English First finishes second in Nashville
Friday, January 23, 2009
- Organization: St. Louis Today
Voters in Nashville yesterday decisively defeated an "English First" special election measure that would have made the Tennessee city of 600,000 people the largest in the country to require all government business to be conducted only in English.
Bravo votantes por su pensamientos claros. La decisión es correcta.
The vote was lopsided _ 57 percent against 43 percent for the English First proposal. Opponents said that the stigma of Nashville becoming a city of intolerance and that the proposal would violate federal civil rights regulations turned the tide against the "one country, one language" brigade.
How the South has become a crucible of changing demographics and cultural clashes bespeaks how the face of the country is changing.
Last November, Missouri voters adopted Constitutional Amendment 1 - which made English the official language for all government proceedings.
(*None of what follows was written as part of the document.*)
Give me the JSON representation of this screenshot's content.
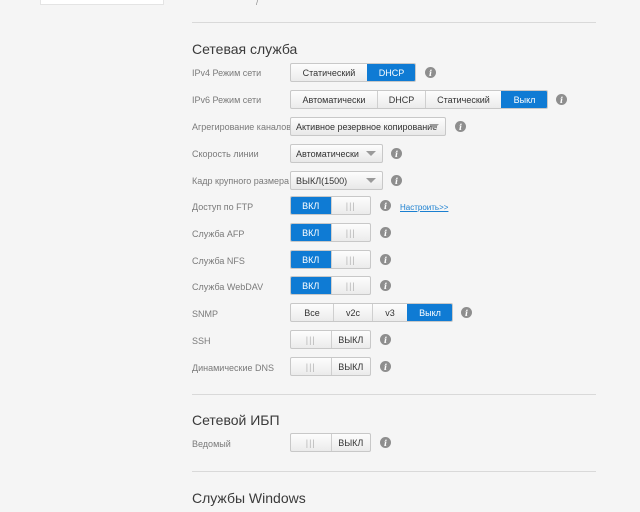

It was a slam dunk - 86 percent voted for it. We're still waiting to for anyone to produce a problem that amendment solved but the rhetoric sounded patriotic.
Que lastima la ignorancia.
It takes my breath away that too many people are culturally myopic enough to believe that speaking a language other than English is un-American. High schools and colleges still require foreign-language classes for a reason yet it speaking another language in many places like St. Louis or Nashville can draw cold stares from some. Try it some time.
Knock, knock. People all over the world are able to speak more than one language - including English. English is fundamental for success in our country. No debate. The people who know that best are the ones with limited English proficiency.
Their lives are emblems of how important education and an ability to speak English are for them and their families to succeed. There is no anti-English conspiracy at work. Just the opposite.
But ballot measures to coerce English by denying the use of another language with people in transition while they learn English, our customs, laws and regulations are counterproductive.
Nashville spent nearly $300,000 on the special election, which excludes time spent and the dollars poured into both campaigns for ads, yard signs, brochures, etc.
What would that amount of money have meant had it been directed to the 10 percent of the non-English speaking people in Nashville for adult English courses and citizenship for the Hispanics, Kurds and Southeast Asians?
Immigrants themselves want to learn English more than the people who voted for English First measure.
Similar proposals in many other cities are a colossal waste of time and money. Their proponents would accomplish much more for their communities if they redirected that passion to helping immigrants to integrate into American life.